First quarter of 2019 will unfortunately be remembered as the quarter that quick service restaurant hourly employee turnover hit historic highs. Workforce Intelligence (formerly People Report) has tracked this key workforce indicator since 2004; through the Great Recession, the long slow recovery and a steadily dropping unemployment rate. In our most recent Workforce Index, 70 percent of quick service restaurant brands reported that hourly turnover increased. With a median of 158 percent rolling turnover, we have reached a point where this level of churn and disruption to the workplace is simply not sustainable.
Those operating challenges are tough enough, but the external pressures on wages, leave, healthcare coverage and schedules are accelerating at the same time. In case you missed it, last month, a northeastern grocery chain, Stop N Shop, experienced a labor-backed campaign resulting in an 11-day strike by thousands of employees. Ultimately that ended with a contract, and millions of dollars in losses that may never be recouped. The United Food and Commercial Workers (UFCW) claimed victory for workers and focused on the same issues that are lightning rods in restaurants.
We asked our partners at Align Public Strategies for any advice that we can share with operators. Managing Director, Joe Kefauver opines.
It should come as no surprise to anyone that the labor community will have a great deal to say about who will be the eventual Democratic nominee for president. And it should also come as no surprise that the candidates themselves know that same truth all too well. But that is not unusual – the labor community has been strongly aligned with the Democratic party for most of the last century. Candidates at all levels of government have worked hard for labor’s support.
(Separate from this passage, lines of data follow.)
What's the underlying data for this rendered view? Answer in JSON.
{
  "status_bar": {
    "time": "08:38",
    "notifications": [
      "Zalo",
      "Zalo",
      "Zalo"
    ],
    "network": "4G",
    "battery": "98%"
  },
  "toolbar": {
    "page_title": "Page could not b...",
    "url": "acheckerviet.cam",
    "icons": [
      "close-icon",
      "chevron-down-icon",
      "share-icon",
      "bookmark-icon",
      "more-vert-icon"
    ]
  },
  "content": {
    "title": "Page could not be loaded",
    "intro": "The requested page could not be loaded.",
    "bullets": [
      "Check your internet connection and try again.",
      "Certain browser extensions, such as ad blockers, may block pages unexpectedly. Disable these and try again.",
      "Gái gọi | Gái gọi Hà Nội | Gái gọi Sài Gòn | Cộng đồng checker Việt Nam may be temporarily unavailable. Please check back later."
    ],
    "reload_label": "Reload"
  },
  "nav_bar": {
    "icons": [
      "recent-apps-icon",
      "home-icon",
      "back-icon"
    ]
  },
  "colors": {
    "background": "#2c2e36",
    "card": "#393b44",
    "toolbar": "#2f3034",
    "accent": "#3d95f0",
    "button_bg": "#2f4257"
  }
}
In the past, that hard work entailed supporting or opposing current legislative or regulatory proposals either in Congress, state legislatures or city halls – or promising to if elected – essentially validating a candidate’s current or prospective voting record. But the litmus test the labor community uses to determine one’s fidelity to the labor cause and the intensity of their commitment is changing rapidly.
That’s why the recent 11-day strike by 31,000 UFCW-member workers in three New England states is so important for brands to understand. First, the strike was ostensibly about better wages, pushing back against proposed cutbacks in healthcare and protections from the company’s increasing utilization of technology and automation. Those are the exact same issues the labor community uses to attack restaurant and retail employers. That is where the focus lies for the labor community and those industries are directly in their crosshairs. Secondly, outside of the collective bargaining pieces, the political aspects have to be understood. The UFCW essentially leveraged the work stoppage as a political forum for candidates to demonstrate their support of not only the issues the union was fighting for but for the strike itself. In only eleven days, five leading Democratic hopefuls – including Joe Biden – flew to New England and participated in rallies with striking workers. Even Joe Biden, the working man’s hero from Scranton, PA who has a 40-year record of supporting labor’s agenda, had to go to New England and kiss the ring.
What should leading restaurant brands take away from this?
First, the labor community got a big win on a lot of fronts and they will be looking to leverage that momentum into going after other national entry-level brands. That means any labor strife – either real or intentionally manufactured – will be cause for presidential-level attention. Candidates will be looking for ways to boost their labor bona fides, pulling TV cameras and reporters along with them. So, what should brands be doing? Pretty simple. First, be aware. Restaurants need to pay attention to the political process, follow the dialogue and understand how their brand could be potentially pulled into that conversation. Secondly, be prepared. Be ready to instantly communicate when necessary to all appropriate stakeholder audiences. This includes employees, customers, elected officials, opinion leaders and other community entities regarding the positive work environment in their organizations and their commitment to their employees and to the communities they serve. And lastly, if pressed, be candid. One mistake that hurt Stop & Shop was their recitation of nebulous financial claims about wage and benefit levels that didn’t quite meet the laugh test. It hurt their credibility and fueled the charges against their management style. Being engaged, being prepared and being straightforward is the best defense against being the next Stop & Shop.
This update was created in part by Joe Kefauver, managing partner at Align Public Strategies